Fact: In 2011, more than $48 billion was invested in renewable energy in the United States. Click here to learn more about investment in renewable energy.
The Daily Update
Washington Post— January 29th, 2015
America is a nation of pavement. According to research conducted by the Lawrence Berkeley National Laboratory, most cities’ surfaces are 35 to 50 percent composed of the stuff. And 40 percent of that pavement is parking lots.

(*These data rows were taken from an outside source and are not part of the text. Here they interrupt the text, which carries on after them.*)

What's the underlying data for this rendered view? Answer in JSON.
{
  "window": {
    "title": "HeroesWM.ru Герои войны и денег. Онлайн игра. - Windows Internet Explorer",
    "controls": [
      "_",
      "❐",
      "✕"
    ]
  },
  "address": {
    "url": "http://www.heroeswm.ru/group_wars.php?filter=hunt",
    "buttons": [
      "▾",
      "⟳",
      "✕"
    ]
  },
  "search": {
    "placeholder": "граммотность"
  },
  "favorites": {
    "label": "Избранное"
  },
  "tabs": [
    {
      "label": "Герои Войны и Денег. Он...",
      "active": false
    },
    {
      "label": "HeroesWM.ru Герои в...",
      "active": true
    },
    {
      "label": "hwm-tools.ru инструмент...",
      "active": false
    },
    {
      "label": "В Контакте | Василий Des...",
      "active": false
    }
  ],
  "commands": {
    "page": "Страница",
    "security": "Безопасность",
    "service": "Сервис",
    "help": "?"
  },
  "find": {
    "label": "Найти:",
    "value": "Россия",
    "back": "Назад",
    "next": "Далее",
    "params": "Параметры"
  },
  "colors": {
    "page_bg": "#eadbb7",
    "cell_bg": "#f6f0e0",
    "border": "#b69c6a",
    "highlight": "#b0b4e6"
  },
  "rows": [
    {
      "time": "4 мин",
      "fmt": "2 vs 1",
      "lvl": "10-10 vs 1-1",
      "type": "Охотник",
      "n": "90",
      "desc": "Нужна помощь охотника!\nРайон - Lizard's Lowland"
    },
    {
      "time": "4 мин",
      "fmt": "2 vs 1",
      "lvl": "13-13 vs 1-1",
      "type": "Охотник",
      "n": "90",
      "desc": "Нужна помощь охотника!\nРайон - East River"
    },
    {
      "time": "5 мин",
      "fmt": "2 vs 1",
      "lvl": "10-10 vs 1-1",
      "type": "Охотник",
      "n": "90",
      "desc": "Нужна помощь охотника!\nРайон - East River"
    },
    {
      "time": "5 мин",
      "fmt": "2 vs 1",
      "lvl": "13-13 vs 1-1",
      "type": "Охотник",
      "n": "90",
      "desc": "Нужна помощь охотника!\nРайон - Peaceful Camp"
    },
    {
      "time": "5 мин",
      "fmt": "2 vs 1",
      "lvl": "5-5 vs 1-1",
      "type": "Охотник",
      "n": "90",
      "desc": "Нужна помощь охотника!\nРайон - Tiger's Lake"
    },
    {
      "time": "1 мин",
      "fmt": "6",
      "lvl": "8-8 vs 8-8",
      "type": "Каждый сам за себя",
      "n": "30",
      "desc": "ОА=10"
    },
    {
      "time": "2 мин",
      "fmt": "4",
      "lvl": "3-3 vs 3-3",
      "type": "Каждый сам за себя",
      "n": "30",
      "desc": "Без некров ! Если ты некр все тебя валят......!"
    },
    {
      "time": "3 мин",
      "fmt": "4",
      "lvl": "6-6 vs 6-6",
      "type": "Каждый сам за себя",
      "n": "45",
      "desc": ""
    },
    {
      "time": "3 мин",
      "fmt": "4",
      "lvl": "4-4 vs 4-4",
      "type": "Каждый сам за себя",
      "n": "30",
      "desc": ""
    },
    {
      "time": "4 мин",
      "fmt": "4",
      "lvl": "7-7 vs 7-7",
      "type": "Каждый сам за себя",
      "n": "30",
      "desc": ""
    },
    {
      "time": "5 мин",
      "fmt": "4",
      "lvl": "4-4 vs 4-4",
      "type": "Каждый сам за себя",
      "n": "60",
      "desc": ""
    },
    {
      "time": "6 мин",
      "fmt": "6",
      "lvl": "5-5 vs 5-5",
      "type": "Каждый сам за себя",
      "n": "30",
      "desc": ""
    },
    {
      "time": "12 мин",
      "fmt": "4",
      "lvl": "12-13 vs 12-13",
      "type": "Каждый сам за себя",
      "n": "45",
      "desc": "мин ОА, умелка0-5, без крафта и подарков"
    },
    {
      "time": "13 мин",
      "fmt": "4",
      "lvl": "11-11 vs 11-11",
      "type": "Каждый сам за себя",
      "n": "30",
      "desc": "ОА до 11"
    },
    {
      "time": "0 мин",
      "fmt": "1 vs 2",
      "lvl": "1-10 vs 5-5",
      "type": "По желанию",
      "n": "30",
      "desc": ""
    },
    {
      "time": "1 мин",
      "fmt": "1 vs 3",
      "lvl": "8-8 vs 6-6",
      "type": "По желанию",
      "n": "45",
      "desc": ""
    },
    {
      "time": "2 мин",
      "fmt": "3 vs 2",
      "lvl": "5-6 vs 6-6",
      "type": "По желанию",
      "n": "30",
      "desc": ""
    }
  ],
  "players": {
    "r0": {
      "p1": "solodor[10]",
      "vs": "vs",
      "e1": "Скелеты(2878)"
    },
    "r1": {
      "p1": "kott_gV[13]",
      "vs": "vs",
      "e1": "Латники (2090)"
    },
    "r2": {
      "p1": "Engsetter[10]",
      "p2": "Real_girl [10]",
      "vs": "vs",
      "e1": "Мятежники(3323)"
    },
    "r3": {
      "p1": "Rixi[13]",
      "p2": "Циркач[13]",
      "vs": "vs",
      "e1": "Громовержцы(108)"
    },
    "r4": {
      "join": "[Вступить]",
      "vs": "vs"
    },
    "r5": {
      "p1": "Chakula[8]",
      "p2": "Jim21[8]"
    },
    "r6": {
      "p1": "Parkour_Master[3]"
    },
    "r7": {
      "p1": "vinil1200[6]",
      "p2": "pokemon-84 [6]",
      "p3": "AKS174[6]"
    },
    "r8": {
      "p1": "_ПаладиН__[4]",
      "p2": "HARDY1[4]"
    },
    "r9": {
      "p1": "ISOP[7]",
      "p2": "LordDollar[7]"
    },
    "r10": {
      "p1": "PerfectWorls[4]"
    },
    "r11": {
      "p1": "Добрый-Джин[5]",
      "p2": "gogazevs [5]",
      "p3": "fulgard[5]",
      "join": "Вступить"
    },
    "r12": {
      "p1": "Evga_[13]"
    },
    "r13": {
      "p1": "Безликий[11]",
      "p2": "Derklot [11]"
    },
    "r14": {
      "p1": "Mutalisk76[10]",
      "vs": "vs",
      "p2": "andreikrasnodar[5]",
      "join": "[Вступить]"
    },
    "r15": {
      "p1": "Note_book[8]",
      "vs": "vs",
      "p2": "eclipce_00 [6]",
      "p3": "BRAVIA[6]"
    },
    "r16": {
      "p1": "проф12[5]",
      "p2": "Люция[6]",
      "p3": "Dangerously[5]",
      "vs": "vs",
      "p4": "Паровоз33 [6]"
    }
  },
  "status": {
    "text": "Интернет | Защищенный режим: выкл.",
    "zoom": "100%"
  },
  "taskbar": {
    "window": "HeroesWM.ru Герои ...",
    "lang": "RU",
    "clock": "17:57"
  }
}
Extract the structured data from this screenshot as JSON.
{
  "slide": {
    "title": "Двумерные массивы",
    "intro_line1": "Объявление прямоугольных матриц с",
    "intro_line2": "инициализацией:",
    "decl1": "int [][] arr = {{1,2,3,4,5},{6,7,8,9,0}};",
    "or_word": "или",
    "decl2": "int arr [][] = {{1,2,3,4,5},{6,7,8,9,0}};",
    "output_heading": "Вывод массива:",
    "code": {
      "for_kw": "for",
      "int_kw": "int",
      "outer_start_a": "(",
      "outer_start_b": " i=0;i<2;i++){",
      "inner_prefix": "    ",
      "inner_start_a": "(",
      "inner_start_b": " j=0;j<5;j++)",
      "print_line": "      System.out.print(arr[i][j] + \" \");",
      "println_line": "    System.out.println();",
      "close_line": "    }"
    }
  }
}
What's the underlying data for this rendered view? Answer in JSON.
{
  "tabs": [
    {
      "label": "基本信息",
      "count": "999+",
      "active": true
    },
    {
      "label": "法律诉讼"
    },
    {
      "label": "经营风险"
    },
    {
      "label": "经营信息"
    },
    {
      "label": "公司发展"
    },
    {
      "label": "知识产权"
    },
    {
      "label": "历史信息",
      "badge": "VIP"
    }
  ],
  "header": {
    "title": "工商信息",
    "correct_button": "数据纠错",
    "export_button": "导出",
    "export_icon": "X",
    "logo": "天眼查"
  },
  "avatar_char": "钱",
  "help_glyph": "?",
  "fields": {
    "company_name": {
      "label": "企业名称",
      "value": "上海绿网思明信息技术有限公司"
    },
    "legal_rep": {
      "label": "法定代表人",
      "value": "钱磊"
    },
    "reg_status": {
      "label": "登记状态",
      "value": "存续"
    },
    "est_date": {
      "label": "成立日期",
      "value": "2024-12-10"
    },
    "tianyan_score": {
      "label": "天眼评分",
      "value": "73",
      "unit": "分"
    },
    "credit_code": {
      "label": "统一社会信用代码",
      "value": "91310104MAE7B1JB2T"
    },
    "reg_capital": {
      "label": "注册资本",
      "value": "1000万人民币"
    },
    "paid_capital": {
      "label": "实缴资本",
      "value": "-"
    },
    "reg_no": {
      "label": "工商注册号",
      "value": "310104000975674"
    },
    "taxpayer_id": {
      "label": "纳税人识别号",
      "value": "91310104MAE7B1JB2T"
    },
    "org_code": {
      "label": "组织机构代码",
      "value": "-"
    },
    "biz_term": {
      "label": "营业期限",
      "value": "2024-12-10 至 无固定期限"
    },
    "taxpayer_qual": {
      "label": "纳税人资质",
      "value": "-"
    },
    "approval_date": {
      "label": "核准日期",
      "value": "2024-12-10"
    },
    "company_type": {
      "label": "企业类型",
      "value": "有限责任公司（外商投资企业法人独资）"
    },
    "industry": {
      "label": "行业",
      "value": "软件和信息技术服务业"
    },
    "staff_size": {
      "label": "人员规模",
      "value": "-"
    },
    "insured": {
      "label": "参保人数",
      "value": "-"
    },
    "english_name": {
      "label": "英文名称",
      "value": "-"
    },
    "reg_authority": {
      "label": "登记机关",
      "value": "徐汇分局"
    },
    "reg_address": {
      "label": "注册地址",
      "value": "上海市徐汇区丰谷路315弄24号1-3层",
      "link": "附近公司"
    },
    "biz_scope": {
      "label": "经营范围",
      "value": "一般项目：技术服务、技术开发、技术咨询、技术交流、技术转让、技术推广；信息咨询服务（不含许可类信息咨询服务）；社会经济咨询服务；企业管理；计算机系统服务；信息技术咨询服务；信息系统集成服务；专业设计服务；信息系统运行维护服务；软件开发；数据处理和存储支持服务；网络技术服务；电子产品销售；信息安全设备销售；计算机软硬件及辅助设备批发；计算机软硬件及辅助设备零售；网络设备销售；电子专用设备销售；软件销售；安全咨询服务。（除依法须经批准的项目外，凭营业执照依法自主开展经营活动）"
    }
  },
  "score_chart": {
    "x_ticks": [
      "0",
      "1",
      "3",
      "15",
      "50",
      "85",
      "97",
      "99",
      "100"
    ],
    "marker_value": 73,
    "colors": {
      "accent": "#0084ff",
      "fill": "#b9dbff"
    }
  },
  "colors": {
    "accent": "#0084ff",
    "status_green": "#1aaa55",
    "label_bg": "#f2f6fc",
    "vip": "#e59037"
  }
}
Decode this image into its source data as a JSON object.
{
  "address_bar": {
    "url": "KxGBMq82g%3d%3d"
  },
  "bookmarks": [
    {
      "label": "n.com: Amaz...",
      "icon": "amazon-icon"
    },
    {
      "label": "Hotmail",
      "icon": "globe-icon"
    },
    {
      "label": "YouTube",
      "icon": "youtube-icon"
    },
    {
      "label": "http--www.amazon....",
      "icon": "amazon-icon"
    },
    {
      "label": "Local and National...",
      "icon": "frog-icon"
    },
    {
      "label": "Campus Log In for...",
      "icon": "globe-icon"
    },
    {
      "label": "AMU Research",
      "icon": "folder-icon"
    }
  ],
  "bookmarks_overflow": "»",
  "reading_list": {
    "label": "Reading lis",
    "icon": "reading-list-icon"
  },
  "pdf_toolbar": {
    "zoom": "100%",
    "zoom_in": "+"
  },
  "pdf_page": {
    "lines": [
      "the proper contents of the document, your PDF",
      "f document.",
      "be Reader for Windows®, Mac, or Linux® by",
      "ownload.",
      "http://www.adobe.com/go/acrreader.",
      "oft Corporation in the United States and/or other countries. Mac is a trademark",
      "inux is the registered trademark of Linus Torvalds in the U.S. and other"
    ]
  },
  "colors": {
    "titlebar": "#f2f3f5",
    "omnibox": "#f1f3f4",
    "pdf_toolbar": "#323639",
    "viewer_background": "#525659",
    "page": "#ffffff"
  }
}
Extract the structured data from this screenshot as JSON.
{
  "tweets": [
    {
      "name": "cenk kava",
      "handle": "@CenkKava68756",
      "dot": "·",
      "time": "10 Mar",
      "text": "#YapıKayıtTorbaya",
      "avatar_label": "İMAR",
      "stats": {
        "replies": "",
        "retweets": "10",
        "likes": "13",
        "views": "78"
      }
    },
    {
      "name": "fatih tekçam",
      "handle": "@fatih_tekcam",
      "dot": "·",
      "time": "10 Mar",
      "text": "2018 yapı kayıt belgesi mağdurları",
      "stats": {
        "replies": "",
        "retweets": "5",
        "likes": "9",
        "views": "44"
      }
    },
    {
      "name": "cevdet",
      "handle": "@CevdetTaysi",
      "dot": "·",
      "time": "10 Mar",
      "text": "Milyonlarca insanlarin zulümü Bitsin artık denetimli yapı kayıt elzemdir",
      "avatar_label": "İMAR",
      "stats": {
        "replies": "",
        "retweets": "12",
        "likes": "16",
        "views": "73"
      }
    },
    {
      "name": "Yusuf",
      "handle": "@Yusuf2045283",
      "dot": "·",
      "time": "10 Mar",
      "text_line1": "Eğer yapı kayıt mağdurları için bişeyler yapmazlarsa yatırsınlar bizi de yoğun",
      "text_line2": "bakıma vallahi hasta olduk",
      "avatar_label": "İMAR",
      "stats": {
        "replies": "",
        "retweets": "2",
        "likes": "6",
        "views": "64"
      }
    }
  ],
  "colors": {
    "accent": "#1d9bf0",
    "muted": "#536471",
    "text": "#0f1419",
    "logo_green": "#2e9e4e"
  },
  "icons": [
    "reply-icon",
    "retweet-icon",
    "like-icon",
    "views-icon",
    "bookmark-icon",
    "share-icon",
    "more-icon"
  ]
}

That has a large effect: Asphalt and concrete absorb the sun’s energy, retaining heat — and contributing to the “urban heat island effect,” in which cities are hotter than the surrounding areas.
So what if there were a way to cut down on that heat, cool down the cars that park in these lots, power up those parked cars that are electric vehicles (like Teslas), and generate a lot of energy to boot? It sounds great, and there is actually a technology that does all of this — solar carports.
Time— January 29th, 2015
Tesla’s all-wheel drive Model S P85D was designed as a sports car for the electric age. To convince car buyers that electric vehicles could be quick and powerful, Tesla designed the P85D to accelerate from zero to 60 miles per hour in 3.2 seconds and reach top speeds of 155 mph.
The Guardian— January 29th, 2015
Cheap oil is not about to kill off wind and solar power as some experts have claimed, the US government’s chief energy analyst said on Wednesday.
The historic drop in crude oil prices, with Brent crude trading at $49.04 a barrel in London on Wednesday, had raised fears that renewable energy sources would struggle to compete.
Florida Sun-Sentinel— January 29th, 2015
Florida Power & Light Co. plans to invest between $400 million and $420 million to build three solar energy farms next year and aims to recover those costs from ratepayers, executives said.
The Hill— January 28th, 2015
The push by some politicians and the oil industry to expand offshore drilling to the Atlantic is the wrong way to create jobs and lower gas prices. In fact, offshore wind development off the East Coast could produce twice as many jobs and energy as offshore drilling while alleviating the risk of catastrophic oil spills.
Oceana’s recent report, Offshore Energy by the Numbers, An Economic Analysis of Offshore Drilling and Wind Energy in the Atlantic, considered the amount of economically recoverable oil and gas in the Atlantic and made conservative estimates of offshore wind development to compare these two activities. We found that offshore wind development in the Atlantic would produce roughly 91,000 more jobs and could generate enough energy to power over 115 million homes in the next 20 years, which is almost double the job creation and energy potential of Atlantic oil.
Northwest Public Radio— January 28th, 2015
Oregon and Washington could transition from fossil fuels to renewable power by the year 2030.
According to new reports, developing those renewables would create hundreds of thousands of jobs for the region.
Pittsburgh Post-Gazette— January 28th, 2015
The world must become carbon neutral by mid- to late century to avoid the worst impacts of climate change, according to a United Nations report released in November.
And with Pennsylvania producing almost 1 percent of the world’s greenhouse gases, it has a duty to work toward carbon neutrality.
NA Windpower— January 28th, 2015
Add Whirlpool to the list of corporate purchases of wind power that have come to the realization that on-site wind generation can significantly reduce electricity usage.
According to Whirlpool, the $18 million Finday Wind Farm, powered by five Goldwind GW 87/1500 wind turbines, is expected to begin in the spring. One Energy provided financing for the project.
Portion of jobs added in the U.S. since 2013 by the solar industry.
(Source: The Solar Foundation, http://bit.ly/1C7CTsg)
Renew Energy Latin America & Caribbean Conference and Expo (RELACCx)
November 20-21, 2014 | Fajardo, Puerto Rico
Renewable Energy Latin America & Caribbean Conference & Exhibition (RELACCx), is the premier renewable energy finance and development event for Latin America and the Caribbean. This two-day conference will take an in-depth look at political and financial landscapes, prominent and emerging markets, and existing energy infrastructure to provide the audience with the tools needed to accelerate renewable energy development in these regions.